From a surprise visit by the world's second largest fish to freeze-dried pets and lifelike liquid sculptures, here are the best science photos of the week.
On Feb. 2, a basking shark — the world's second largest fish — tagged with a tracking device in June 2011 suddenly checked in near Hawaii — after eight months of silence, researchers reported this week. The fish, tagged near San Diego, was one of only four basking sharks ever tagged in the eastern Pacific, and the lone shark to keep its tag for such a long time. [Read full story]
Ghostly rainbows seem to dominate the core of the galaxy cluster Abell 520 2.4 billion light-years away. In fact, the colors represent dark matter, galaxies and hot gas formed from the collision of massive galaxy clusters. Starlight is colored orange, hot gas is green, and blue areas represent the densest part of the cluster, most of which is dark matter. [See more amazing science images]
In July 2010, a brown bear had an itch. To scratch it, he picked up a barnacle-covered rock and rubbed it over his muzzle.
Volker Deecke, a researcher at the University of Cumbria in the United Kingdom, happened to be watching at the edge of Glacier Bay, in Alaska, when he observed this, the first known example of tool use by a brown bear, Deecke reported this week. (Click on the photo to see the whole series of images.) [Read full story]
New photographs capture multiple drops splashing in formations that look like doubled-stemmed mushrooms and other fanciful sculptures.
These "double pillar" droplets, as amateur photographer Markus Reugels has dubbed them, requires three water sources, perfectly timed to merge at the moment the shutter snaps. [Read full story]
Another amazing water-droplet image by Markus Reugels. [See more of Reugels' photos]
Mike McCullough never intended to start freeze-drying beloved pets for grieving owners; and neither did other taxidermists who say the process, albeit taking special techniques, is a service to people who love their fluffy companions.
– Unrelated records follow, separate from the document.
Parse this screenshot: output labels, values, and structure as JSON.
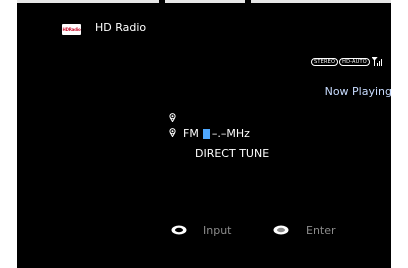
{
  "source": {
    "logo_text": "HDRadio",
    "title": "HD Radio"
  },
  "status": {
    "badges": [
      "STEREO",
      "HD-AUTO"
    ],
    "signal_icon": "signal-strength-icon"
  },
  "now_playing": "Now Playing",
  "tuner": {
    "band": "FM",
    "frequency_placeholder": "–.–MHz",
    "mode": "DIRECT TUNE"
  },
  "hints": {
    "input_label": "Input",
    "enter_label": "Enter"
  },
  "colors": {
    "background": "#000000",
    "now_playing": "#c8dcff",
    "cursor": "#4fa8ff",
    "hint_text": "#8c8c8c"
  }
}
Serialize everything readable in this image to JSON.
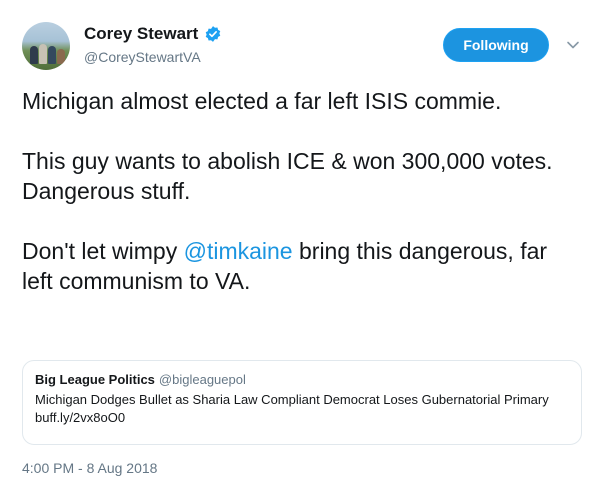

There seems to be a trend of younger people opting for freeze-dry pet preservation. [Read full story]
Embryos of corals, which are complex marine animals with differentiated cell layers and tissues, are able to reorganize their bodies, even if they've broken in half, to form anew. This means that when even a gentle wave comes along and a coral embryo is damaged, it just ends up turning into two smaller, identical twins, research out this week found. [Read full story]
This week, the Doomsday Seed Vault in Norway is scheduled to receive nearly 25,000 samples of seeds from around the world, including those of grains that grow on one of the world's highest mountain ranges and a plant whose stems redden an Ecuadorean drink on the "Day of the Dead." [Read full story]
One of the earliest forests in the world was home to towering palmlike trees and woody plants that crept along the ground like vines, a new fossil find reveals. [Read full story]
Astronomers have spotted a swarm of young stars in the famous Orion nebula in the midst of their growing pains — a turbulent phase when the fledgling stars mature into adulthood.
In the new Orion nebula photo, the bright specks of stars are awash in rainbow colors that represent different wavelengths of infrared light. This stunning view of the well-known stellar nursery, which is located 1,350 light-years from Earth, helps astronomers piece together the process of star formation. [Read full story]
The supermassive black holes in active galaxies can produce narrow particle jets (orange) and wider streams of gas (blue-gray) known as ultra-fast outflows, which are powerful enough to regulate both star formation in the wider galaxy and the growth of the black hole, astronomers reported this week. [Read full story]